What to work on =
For this exercise, repeat the whole listing below exactly. Leave the pictures out.

[Opening Raw data section]

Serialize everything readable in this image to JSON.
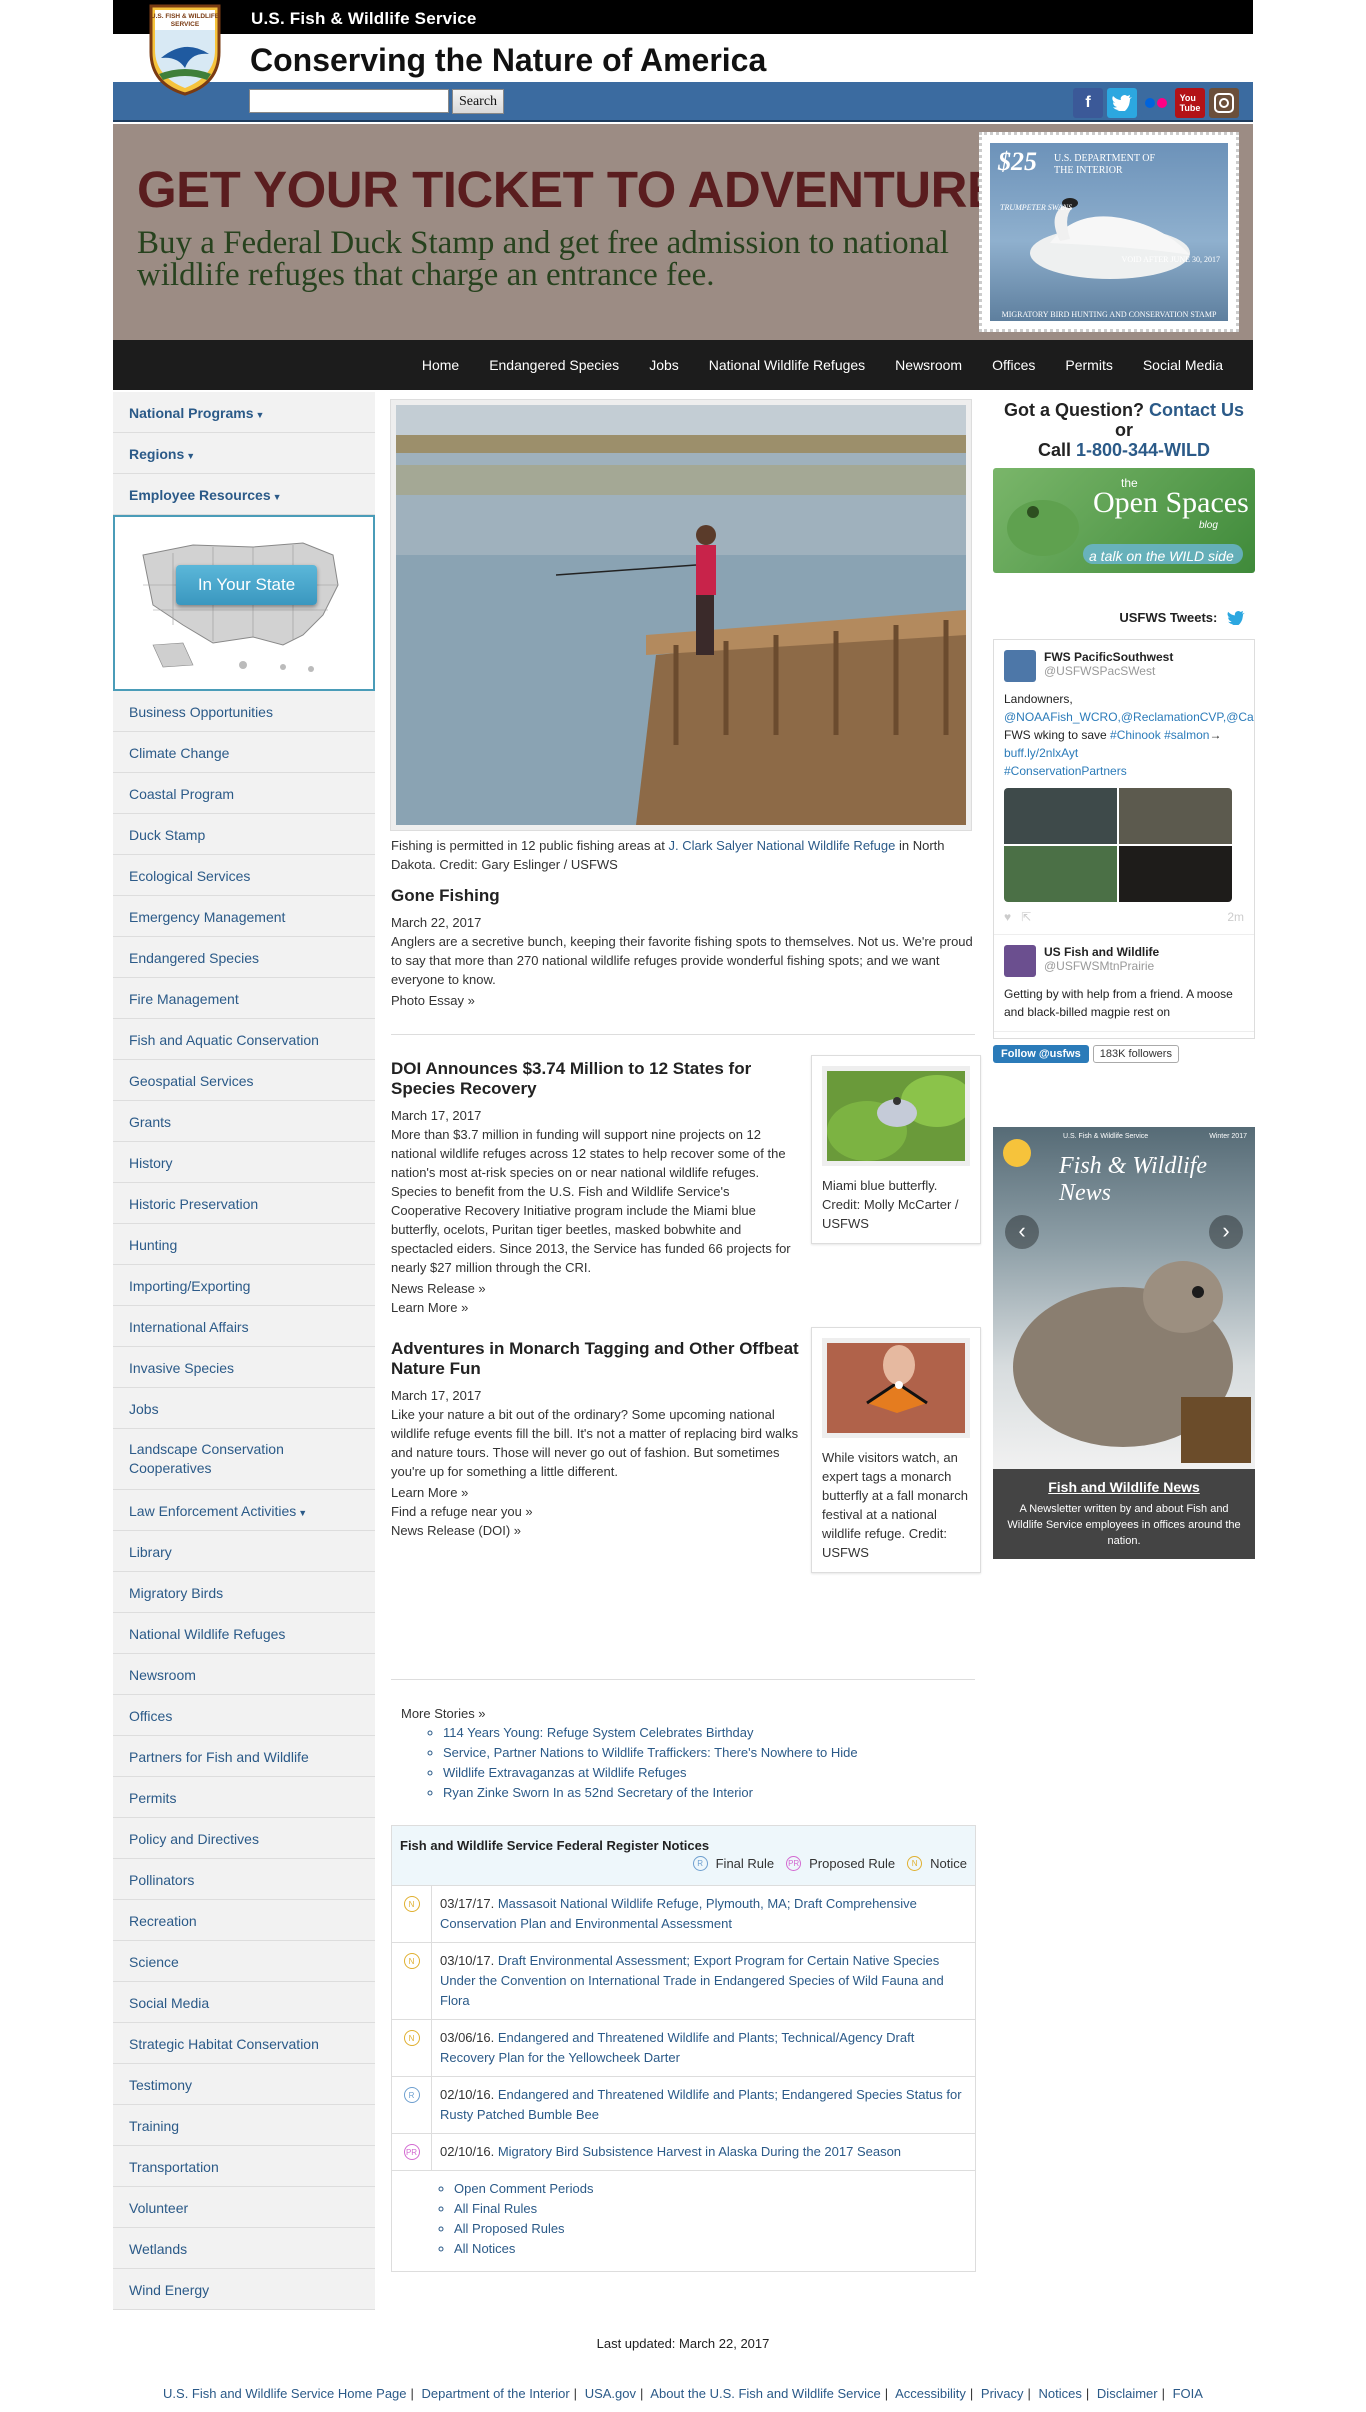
{
  "header": {
    "agency": "U.S. Fish & Wildlife Service",
    "tagline": "Conserving the Nature of America",
    "search_button": "Search",
    "search_placeholder": "",
    "logo_text": "U.S. FISH & WILDLIFE SERVICE",
    "social": [
      "facebook-icon",
      "twitter-icon",
      "flickr-icon",
      "youtube-icon",
      "instagram-icon"
    ]
  },
  "banner": {
    "title": "GET YOUR TICKET TO ADVENTURE",
    "subtitle": "Buy a Federal Duck Stamp and get free admission to national wildlife refuges that charge an entrance fee.",
    "stamp_price": "$25",
    "stamp_dept": "U.S. DEPARTMENT OF THE INTERIOR",
    "stamp_species": "TRUMPETER SWANS",
    "stamp_void": "VOID AFTER JUNE 30, 2017",
    "stamp_foot": "MIGRATORY BIRD HUNTING AND CONSERVATION STAMP"
  },
  "nav": [
    "Home",
    "Endangered Species",
    "Jobs",
    "National Wildlife Refuges",
    "Newsroom",
    "Offices",
    "Permits",
    "Social Media"
  ],
  "sidebar": {
    "top": [
      "National Programs",
      "Regions",
      "Employee Resources"
    ],
    "state_button": "In Your State",
    "items": [
      "Business Opportunities",
      "Climate Change",
      "Coastal Program",
      "Duck Stamp",
      "Ecological Services",
      "Emergency Management",
      "Endangered Species",
      "Fire Management",
      "Fish and Aquatic Conservation",
      "Geospatial Services",
      "Grants",
      "History",
      "Historic Preservation",
      "Hunting",
      "Importing/Exporting",
      "International Affairs",
      "Invasive Species",
      "Jobs",
      "Landscape Conservation Cooperatives",
      "Law Enforcement Activities",
      "Library",
      "Migratory Birds",
      "National Wildlife Refuges",
      "Newsroom",
      "Offices",
      "Partners for Fish and Wildlife",
      "Permits",
      "Policy and Directives",
      "Pollinators",
      "Recreation",
      "Science",
      "Social Media",
      "Strategic Habitat Conservation",
      "Testimony",
      "Training",
      "Transportation",
      "Volunteer",
      "Wetlands",
      "Wind Energy"
    ]
  },
  "feature": {
    "caption_pre": "Fishing is permitted in 12 public fishing areas at ",
    "caption_link": "J. Clark Salyer National Wildlife Refuge",
    "caption_post": " in North Dakota.  Credit: Gary Eslinger / USFWS",
    "title": "Gone Fishing",
    "date": "March 22, 2017",
    "body": "Anglers are a secretive bunch, keeping their favorite fishing spots to themselves. Not us. We're proud to say that more than 270 national wildlife refuges provide wonderful fishing spots; and we want everyone to know.",
    "link": "Photo Essay »"
  },
  "story1": {
    "title": "DOI Announces $3.74 Million to 12 States for Species Recovery",
    "date": "March 17, 2017",
    "body": "More than $3.7 million in funding will support nine projects on 12 national wildlife refuges across 12 states to help recover some of the nation's most at-risk species on or near national wildlife refuges. Species to benefit from the U.S. Fish and Wildlife Service's Cooperative Recovery Initiative program include the Miami blue butterfly, ocelots, Puritan tiger beetles, masked bobwhite and spectacled eiders. Since 2013, the Service has funded 66 projects for nearly $27 million through the CRI.",
    "link1": "News Release »",
    "link2": "Learn More »",
    "thumb_caption": "Miami blue butterfly. Credit: Molly McCarter / USFWS"
  },
  "story2": {
    "title": "Adventures in Monarch Tagging and Other Offbeat Nature Fun",
    "date": "March 17, 2017",
    "body": "Like your nature a bit out of the ordinary? Some upcoming national wildlife refuge events fill the bill. It's not a matter of replacing bird walks and nature tours. Those will never go out of fashion. But sometimes you're up for something a little different.",
    "link1": "Learn More »",
    "link2": "Find a refuge near you »",
    "link3": "News Release (DOI) »",
    "thumb_caption": "While visitors watch, an expert tags a monarch butterfly at a fall monarch festival at a national wildlife refuge. Credit: USFWS"
  },
  "more_stories": {
    "label": "More Stories »",
    "items": [
      "114 Years Young: Refuge System Celebrates Birthday",
      "Service, Partner Nations to Wildlife Traffickers: There's Nowhere to Hide",
      "Wildlife Extravaganzas at Wildlife Refuges",
      "Ryan Zinke Sworn In as 52nd Secretary of the Interior"
    ]
  },
  "federal_register": {
    "title": "Fish and Wildlife Service Federal Register Notices",
    "legend": {
      "final": "Final Rule",
      "proposed": "Proposed Rule",
      "notice": "Notice"
    },
    "rows": [
      {
        "type": "N",
        "date": "03/17/17. ",
        "text": "Massasoit National Wildlife Refuge, Plymouth, MA; Draft Comprehensive Conservation Plan and Environmental Assessment"
      },
      {
        "type": "N",
        "date": "03/10/17. ",
        "text": "Draft Environmental Assessment; Export Program for Certain Native Species Under the Convention on International Trade in Endangered Species of Wild Fauna and Flora"
      },
      {
        "type": "N",
        "date": "03/06/16. ",
        "text": "Endangered and Threatened Wildlife and Plants; Technical/Agency Draft Recovery Plan for the Yellowcheek Darter"
      },
      {
        "type": "R",
        "date": "02/10/16. ",
        "text": "Endangered and Threatened Wildlife and Plants; Endangered Species Status for Rusty Patched Bumble Bee"
      },
      {
        "type": "PR",
        "date": "02/10/16. ",
        "text": "Migratory Bird Subsistence Harvest in Alaska During the 2017 Season"
      }
    ],
    "links": [
      "Open Comment Periods",
      "All Final Rules",
      "All Proposed Rules",
      "All Notices"
    ]
  },
  "right": {
    "question_pre": "Got a Question? ",
    "question_link": "Contact Us",
    "question_or": " or",
    "question_call": "Call ",
    "question_phone": "1-800-344-WILD",
    "os_the": "the",
    "os_title": "Open Spaces",
    "os_blog": "blog",
    "os_talk": "a talk on the WILD side",
    "tweets_label": "USFWS Tweets:",
    "tweet1": {
      "name": "FWS PacificSouthwest",
      "handle": "@USFWSPacSWest",
      "text_pre": "Landowners, ",
      "text_mentions": "@NOAAFish_WCRO,@ReclamationCVP,@CaliforniaDFW",
      "text_mid": ", FWS wking to save ",
      "text_tags": "#Chinook #salmon",
      "text_arrow": "→ ",
      "text_url": "buff.ly/2nlxAyt",
      "text_tag2": "#ConservationPartners",
      "time": "2m"
    },
    "tweet2": {
      "name": "US Fish and Wildlife",
      "handle": "@USFWSMtnPrairie",
      "text": "Getting by with help from a friend. A moose and black-billed magpie rest on"
    },
    "follow_btn": "Follow @usfws",
    "followers": "183K followers",
    "news_top": "U.S. Fish & Wildlife Service",
    "news_date": "Winter 2017",
    "news_mast": "Fish & Wildlife News",
    "news_title": "Fish and Wildlife News",
    "news_desc": "A Newsletter written by and about Fish and Wildlife Service employees in offices around the nation."
  },
  "footer": {
    "updated": "Last updated: March 22, 2017",
    "links": [
      "U.S. Fish and Wildlife Service Home Page",
      "Department of the Interior",
      "USA.gov",
      "About the U.S. Fish and Wildlife Service",
      "Accessibility",
      "Privacy",
      "Notices",
      "Disclaimer",
      "FOIA"
    ]
  },
  "colors": {
    "link": "#2b5a88",
    "searchbar": "#3b6ba0",
    "nav": "#1c1c1c",
    "banner_title": "#5a1d1f",
    "banner_sub": "#27421e"
  }
}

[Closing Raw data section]

Written solution =
Serialize everything readable in this image to JSON.
{
  "header": {
    "agency": "U.S. Fish & Wildlife Service",
    "tagline": "Conserving the Nature of America",
    "search_button": "Search",
    "search_placeholder": "",
    "logo_text": "U.S. FISH & WILDLIFE SERVICE",
    "social": [
      "facebook-icon",
      "twitter-icon",
      "flickr-icon",
      "youtube-icon",
      "instagram-icon"
    ]
  },
  "banner": {
    "title": "GET YOUR TICKET TO ADVENTURE",
    "subtitle": "Buy a Federal Duck Stamp and get free admission to national wildlife refuges that charge an entrance fee.",
    "stamp_price": "$25",
    "stamp_dept": "U.S. DEPARTMENT OF THE INTERIOR",
    "stamp_species": "TRUMPETER SWANS",
    "stamp_void": "VOID AFTER JUNE 30, 2017",
    "stamp_foot": "MIGRATORY BIRD HUNTING AND CONSERVATION STAMP"
  },
  "nav": [
    "Home",
    "Endangered Species",
    "Jobs",
    "National Wildlife Refuges",
    "Newsroom",
    "Offices",
    "Permits",
    "Social Media"
  ],
  "sidebar": {
    "top": [
      "National Programs",
      "Regions",
      "Employee Resources"
    ],
    "state_button": "In Your State",
    "items": [
      "Business Opportunities",
      "Climate Change",
      "Coastal Program",
      "Duck Stamp",
      "Ecological Services",
      "Emergency Management",
      "Endangered Species",
      "Fire Management",
      "Fish and Aquatic Conservation",
      "Geospatial Services",
      "Grants",
      "History",
      "Historic Preservation",
      "Hunting",
      "Importing/Exporting",
      "International Affairs",
      "Invasive Species",
      "Jobs",
      "Landscape Conservation Cooperatives",
      "Law Enforcement Activities",
      "Library",
      "Migratory Birds",
      "National Wildlife Refuges",
      "Newsroom",
      "Offices",
      "Partners for Fish and Wildlife",
      "Permits",
      "Policy and Directives",
      "Pollinators",
      "Recreation",
      "Science",
      "Social Media",
      "Strategic Habitat Conservation",
      "Testimony",
      "Training",
      "Transportation",
      "Volunteer",
      "Wetlands",
      "Wind Energy"
    ]
  },
  "feature": {
    "caption_pre": "Fishing is permitted in 12 public fishing areas at ",
    "caption_link": "J. Clark Salyer National Wildlife Refuge",
    "caption_post": " in North Dakota.  Credit: Gary Eslinger / USFWS",
    "title": "Gone Fishing",
    "date": "March 22, 2017",
    "body": "Anglers are a secretive bunch, keeping their favorite fishing spots to themselves. Not us. We're proud to say that more than 270 national wildlife refuges provide wonderful fishing spots; and we want everyone to know.",
    "link": "Photo Essay »"
  },
  "story1": {
    "title": "DOI Announces $3.74 Million to 12 States for Species Recovery",
    "date": "March 17, 2017",
    "body": "More than $3.7 million in funding will support nine projects on 12 national wildlife refuges across 12 states to help recover some of the nation's most at-risk species on or near national wildlife refuges. Species to benefit from the U.S. Fish and Wildlife Service's Cooperative Recovery Initiative program include the Miami blue butterfly, ocelots, Puritan tiger beetles, masked bobwhite and spectacled eiders. Since 2013, the Service has funded 66 projects for nearly $27 million through the CRI.",
    "link1": "News Release »",
    "link2": "Learn More »",
    "thumb_caption": "Miami blue butterfly. Credit: Molly McCarter / USFWS"
  },
  "story2": {
    "title": "Adventures in Monarch Tagging and Other Offbeat Nature Fun",
    "date": "March 17, 2017",
    "body": "Like your nature a bit out of the ordinary? Some upcoming national wildlife refuge events fill the bill. It's not a matter of replacing bird walks and nature tours. Those will never go out of fashion. But sometimes you're up for something a little different.",
    "link1": "Learn More »",
    "link2": "Find a refuge near you »",
    "link3": "News Release (DOI) »",
    "thumb_caption": "While visitors watch, an expert tags a monarch butterfly at a fall monarch festival at a national wildlife refuge. Credit: USFWS"
  },
  "more_stories": {
    "label": "More Stories »",
    "items": [
      "114 Years Young: Refuge System Celebrates Birthday",
      "Service, Partner Nations to Wildlife Traffickers: There's Nowhere to Hide",
      "Wildlife Extravaganzas at Wildlife Refuges",
      "Ryan Zinke Sworn In as 52nd Secretary of the Interior"
    ]
  },
  "federal_register": {
    "title": "Fish and Wildlife Service Federal Register Notices",
    "legend": {
      "final": "Final Rule",
      "proposed": "Proposed Rule",
      "notice": "Notice"
    },
    "rows": [
      {
        "type": "N",
        "date": "03/17/17. ",
        "text": "Massasoit National Wildlife Refuge, Plymouth, MA; Draft Comprehensive Conservation Plan and Environmental Assessment"
      },
      {
        "type": "N",
        "date": "03/10/17. ",
        "text": "Draft Environmental Assessment; Export Program for Certain Native Species Under the Convention on International Trade in Endangered Species of Wild Fauna and Flora"
      },
      {
        "type": "N",
        "date": "03/06/16. ",
        "text": "Endangered and Threatened Wildlife and Plants; Technical/Agency Draft Recovery Plan for the Yellowcheek Darter"
      },
      {
        "type": "R",
        "date": "02/10/16. ",
        "text": "Endangered and Threatened Wildlife and Plants; Endangered Species Status for Rusty Patched Bumble Bee"
      },
      {
        "type": "PR",
        "date": "02/10/16. ",
        "text": "Migratory Bird Subsistence Harvest in Alaska During the 2017 Season"
      }
    ],
    "links": [
      "Open Comment Periods",
      "All Final Rules",
      "All Proposed Rules",
      "All Notices"
    ]
  },
  "right": {
    "question_pre": "Got a Question? ",
    "question_link": "Contact Us",
    "question_or": " or",
    "question_call": "Call ",
    "question_phone": "1-800-344-WILD",
    "os_the": "the",
    "os_title": "Open Spaces",
    "os_blog": "blog",
    "os_talk": "a talk on the WILD side",
    "tweets_label": "USFWS Tweets:",
    "tweet1": {
      "name": "FWS PacificSouthwest",
      "handle": "@USFWSPacSWest",
      "text_pre": "Landowners, ",
      "text_mentions": "@NOAAFish_WCRO,@ReclamationCVP,@CaliforniaDFW",
      "text_mid": ", FWS wking to save ",
      "text_tags": "#Chinook #salmon",
      "text_arrow": "→ ",
      "text_url": "buff.ly/2nlxAyt",
      "text_tag2": "#ConservationPartners",
      "time": "2m"
    },
    "tweet2": {
      "name": "US Fish and Wildlife",
      "handle": "@USFWSMtnPrairie",
      "text": "Getting by with help from a friend. A moose and black-billed magpie rest on"
    },
    "follow_btn": "Follow @usfws",
    "followers": "183K followers",
    "news_top": "U.S. Fish & Wildlife Service",
    "news_date": "Winter 2017",
    "news_mast": "Fish & Wildlife News",
    "news_title": "Fish and Wildlife News",
    "news_desc": "A Newsletter written by and about Fish and Wildlife Service employees in offices around the nation."
  },
  "footer": {
    "updated": "Last updated: March 22, 2017",
    "links": [
      "U.S. Fish and Wildlife Service Home Page",
      "Department of the Interior",
      "USA.gov",
      "About the U.S. Fish and Wildlife Service",
      "Accessibility",
      "Privacy",
      "Notices",
      "Disclaimer",
      "FOIA"
    ]
  },
  "colors": {
    "link": "#2b5a88",
    "searchbar": "#3b6ba0",
    "nav": "#1c1c1c",
    "banner_title": "#5a1d1f",
    "banner_sub": "#27421e"
  }
}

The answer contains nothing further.